  • I do this every day - and make my own iced coffee too. Today’s menu isn’t too much different from every other day at work, though sometimes I bring leftovers…and I bring breakfast as well since I get in very early.

    Iced coffee to last the day with lowfat cream and splenda, flavored with cardamom. Soooo much better and richer than S’bucks or Dunkin.

    Breakfast: Two medium boiled eggs and a serving of Total Raisin Nut Bran with skim milk (brought in a separate container I can keep in the office fridge, from home).

    Lunch: Peanut butter and honey sandwich on whole wheat pita bread and 4 pieces of Monterey Jack on the side.

    Sometimes I’ll bring soup or salad instead. But, it is cheaper and generally healthier than anything we can buy around here. And we’re fortunate that we don’t have a vending machine in our building (there’s one in the main building across the way that I never remember is there…and I hate going to that building anyway) so there’s no temptation there either.

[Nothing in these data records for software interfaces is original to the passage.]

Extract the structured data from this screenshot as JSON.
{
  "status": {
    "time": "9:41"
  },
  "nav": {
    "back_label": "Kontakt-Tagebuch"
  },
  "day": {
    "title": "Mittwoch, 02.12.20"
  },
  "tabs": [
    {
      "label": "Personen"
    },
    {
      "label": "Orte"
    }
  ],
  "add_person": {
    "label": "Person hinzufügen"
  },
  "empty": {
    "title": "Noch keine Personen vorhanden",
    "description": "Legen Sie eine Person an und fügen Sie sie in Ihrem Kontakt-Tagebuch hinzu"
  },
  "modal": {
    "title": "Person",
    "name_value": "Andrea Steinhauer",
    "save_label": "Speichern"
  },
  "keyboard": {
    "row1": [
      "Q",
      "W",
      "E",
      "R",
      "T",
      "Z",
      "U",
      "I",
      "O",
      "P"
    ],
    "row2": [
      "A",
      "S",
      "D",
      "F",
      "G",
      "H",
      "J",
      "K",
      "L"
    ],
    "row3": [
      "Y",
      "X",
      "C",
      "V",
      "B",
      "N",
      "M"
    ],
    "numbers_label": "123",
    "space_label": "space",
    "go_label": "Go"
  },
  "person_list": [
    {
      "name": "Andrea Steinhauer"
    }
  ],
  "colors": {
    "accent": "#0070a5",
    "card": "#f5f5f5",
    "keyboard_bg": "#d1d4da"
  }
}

    I also try to keep some healthy snacks laying around in case I forget or don’t have time to make my lunch.

    Phe  |  June 1st, 2009 at 12:12 pm

  • I stuff a whole wheat pita with either turkey or cheese (or both), add some sprouts or greens and sliced cherry tomato. A little lowfat dressing and I have a very satisfiying lunch. I figured the price spread out over the week and it comes to about $1.25 per day.

    Sharon  |  June 1st, 2009 at 1:39 pm

  • When I didn’t work at home, I used to stock low-fat/sugar granola bars, fat-free yogurts with fruit, oranges, apples, mixed baby greens, and carrot sticks. (All organic.) These are things that can be kept in the fridge for a while in case I’d change my mind or have an unscheduled lunch meeting. I’d pick throughout the day as my schedule allowed, so I usually didn’t take a “lunch” per se, but it was very satisfying and really kept me away from “temptation.”

    SKL  |  June 1st, 2009 at 1:44 pm

  • I, quite often, will empty a can of soup into a thermos and heat it in the microwave at work. It took me a while to find a good quality thermos that could fit a can a soup but now that I’ve got it, oh the difference it makes!

    Shannon  |  June 2nd, 2009 at 1:21 pm

  • After going back to work FT with a 3 mo. old, I found that eating became a very utilitarian experience. Breakfast is oatmeal and a hard boiled egg (I cook a large batch of both in advance on the weekends or after baby is asleep) or cottage cheese with a tomato. Snacks are raw almonds, fruit, string cheese, dry cereal, green tea or veggies dipped in hummus. Lunch is peanut butter and jelly on whole wheat with a glass of skim milk. Not very exciting, but pretty healthful and cheap!

    Henrietta  |  June 2nd, 2009 at 1:54 pm